From the records that follow, copy every line in which "title" appears.

Data records:
********************

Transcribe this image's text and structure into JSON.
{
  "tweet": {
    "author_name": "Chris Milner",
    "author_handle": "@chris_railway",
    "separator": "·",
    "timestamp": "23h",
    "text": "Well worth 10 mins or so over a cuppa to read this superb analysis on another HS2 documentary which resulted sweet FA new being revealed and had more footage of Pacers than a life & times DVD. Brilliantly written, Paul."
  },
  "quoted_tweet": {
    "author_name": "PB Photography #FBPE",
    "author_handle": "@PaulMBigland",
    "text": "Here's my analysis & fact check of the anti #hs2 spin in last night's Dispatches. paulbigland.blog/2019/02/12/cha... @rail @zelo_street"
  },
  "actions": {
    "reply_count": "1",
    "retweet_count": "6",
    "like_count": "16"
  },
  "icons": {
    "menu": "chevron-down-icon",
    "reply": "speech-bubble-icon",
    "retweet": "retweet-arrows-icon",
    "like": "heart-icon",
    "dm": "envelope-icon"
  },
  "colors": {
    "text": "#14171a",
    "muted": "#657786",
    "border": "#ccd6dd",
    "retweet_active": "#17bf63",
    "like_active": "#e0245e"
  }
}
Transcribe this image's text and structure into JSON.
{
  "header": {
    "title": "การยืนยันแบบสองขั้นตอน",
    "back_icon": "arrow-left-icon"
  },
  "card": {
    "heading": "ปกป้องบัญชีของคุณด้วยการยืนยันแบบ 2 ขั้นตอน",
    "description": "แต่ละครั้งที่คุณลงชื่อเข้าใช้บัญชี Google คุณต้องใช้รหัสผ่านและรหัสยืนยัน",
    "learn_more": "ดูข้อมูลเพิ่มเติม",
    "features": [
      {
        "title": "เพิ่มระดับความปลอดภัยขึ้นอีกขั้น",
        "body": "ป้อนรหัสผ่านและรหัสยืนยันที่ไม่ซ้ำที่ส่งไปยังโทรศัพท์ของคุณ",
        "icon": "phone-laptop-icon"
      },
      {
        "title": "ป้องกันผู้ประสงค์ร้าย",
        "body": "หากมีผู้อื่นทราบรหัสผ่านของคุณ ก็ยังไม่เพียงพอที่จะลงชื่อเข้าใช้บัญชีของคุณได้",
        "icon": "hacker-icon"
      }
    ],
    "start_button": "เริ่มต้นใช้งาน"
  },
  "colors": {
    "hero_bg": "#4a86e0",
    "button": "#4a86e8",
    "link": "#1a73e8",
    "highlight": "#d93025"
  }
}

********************

**Response to this exercise**
    "title": "การยืนยันแบบสองขั้นตอน",
        "title": "เพิ่มระดับความปลอดภัยขึ้นอีกขั้น",
        "title": "ป้องกันผู้ประสงค์ร้าย",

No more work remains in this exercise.